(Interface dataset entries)
====================

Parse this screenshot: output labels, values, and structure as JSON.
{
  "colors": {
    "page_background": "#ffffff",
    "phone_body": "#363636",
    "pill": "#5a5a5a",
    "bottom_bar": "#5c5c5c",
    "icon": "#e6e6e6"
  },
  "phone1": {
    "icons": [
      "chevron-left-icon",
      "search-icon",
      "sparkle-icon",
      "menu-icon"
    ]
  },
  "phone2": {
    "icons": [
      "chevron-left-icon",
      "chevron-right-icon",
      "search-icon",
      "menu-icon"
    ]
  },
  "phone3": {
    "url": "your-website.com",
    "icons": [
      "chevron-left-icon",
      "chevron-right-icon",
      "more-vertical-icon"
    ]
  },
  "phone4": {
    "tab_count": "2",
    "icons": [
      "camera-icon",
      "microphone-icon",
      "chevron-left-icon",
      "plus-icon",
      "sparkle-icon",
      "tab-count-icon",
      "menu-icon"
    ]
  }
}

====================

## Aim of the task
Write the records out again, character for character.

## Response to the task
Parse this screenshot: output labels, values, and structure as JSON.
{
  "colors": {
    "page_background": "#ffffff",
    "phone_body": "#363636",
    "pill": "#5a5a5a",
    "bottom_bar": "#5c5c5c",
    "icon": "#e6e6e6"
  },
  "phone1": {
    "icons": [
      "chevron-left-icon",
      "search-icon",
      "sparkle-icon",
      "menu-icon"
    ]
  },
  "phone2": {
    "icons": [
      "chevron-left-icon",
      "chevron-right-icon",
      "search-icon",
      "menu-icon"
    ]
  },
  "phone3": {
    "url": "your-website.com",
    "icons": [
      "chevron-left-icon",
      "chevron-right-icon",
      "more-vertical-icon"
    ]
  },
  "phone4": {
    "tab_count": "2",
    "icons": [
      "camera-icon",
      "microphone-icon",
      "chevron-left-icon",
      "plus-icon",
      "sparkle-icon",
      "tab-count-icon",
      "menu-icon"
    ]
  }
}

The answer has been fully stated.